African American woman speaking to classroom

Getting the job is just the first step

This Ohio nonprofit helps job candidates forge a career path in high-demand local industries.

A job candidate finding employment is a success story. Cleveland-based nonprofit Towards Employment has a bigger ambition: to help them find a job and build a career. To do this, the organization identifies partner companies in high-demand local industries — often health care and manufacturing, and now including construction and information technology — and offers career coaching specific to those fields. 

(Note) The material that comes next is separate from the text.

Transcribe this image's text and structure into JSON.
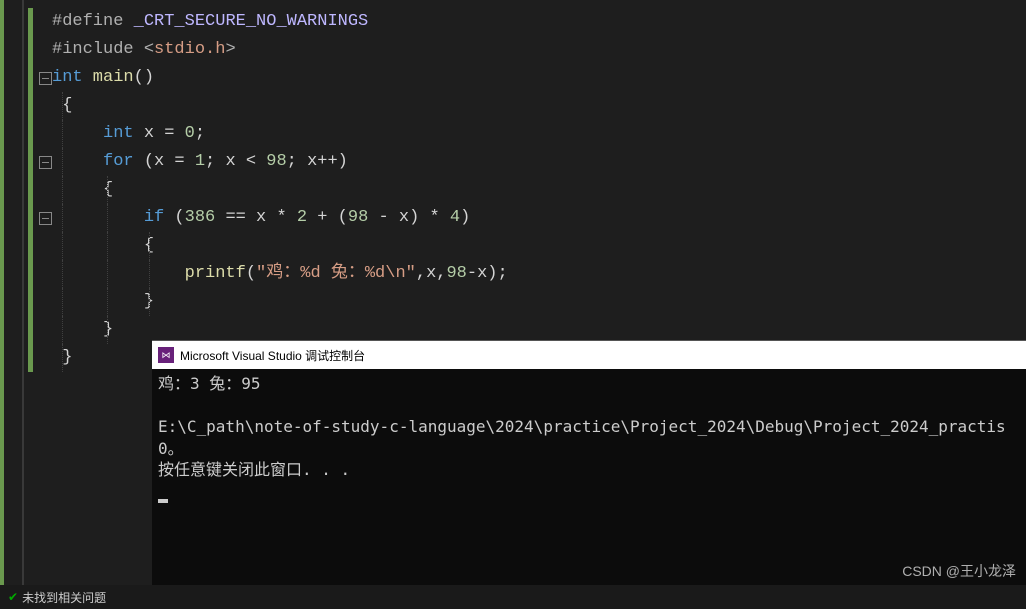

In 2016, Towards Employment was part of a national pilot that tested the WorkAdvance career pathway program in four communities. In Northeast Ohio, the research phase served 349 job seekers facing high barriers to success. Most were from minority and underserved neighborhoods, and about half lacked a high school diploma. The WorkAdvance model combines sector-specific recruitment and screening and career-readiness training, work experience and career planning. It includes in-demand technical training, job placement and post-employment advancement coaching. All of these components are critical to an individual’s success and long-term earnings potential. Towards Employment’s program also includes in-house legal services to address legal barriers to economic mobility. 

Results have been promising: Participants in Northeast Ohio, in addition to being hired into jobs more likely to offer career-advancement opportunities, after two years earned 14% more than a control group. Based on the success of the pilot program, the organization expects that 1 in 5 participants will advance in their careers within a year of placement. Towards Employment is expanding the WorkAdvance to attend to at least 1,200 residents of underserved communities, many of which have been disproportionately affected by the coronavirus. 

Funding from Bank of America will enable Towards Employment to grow its pool of career coaches, who are vital to making the program work. Each coach can support up to 80 individuals, providing them with mentoring and motivation and keeping them focused on long-term goals. This program is part of Bank of America’s five-year, $1.25 billion commitment to advance racial equality and economic opportunity.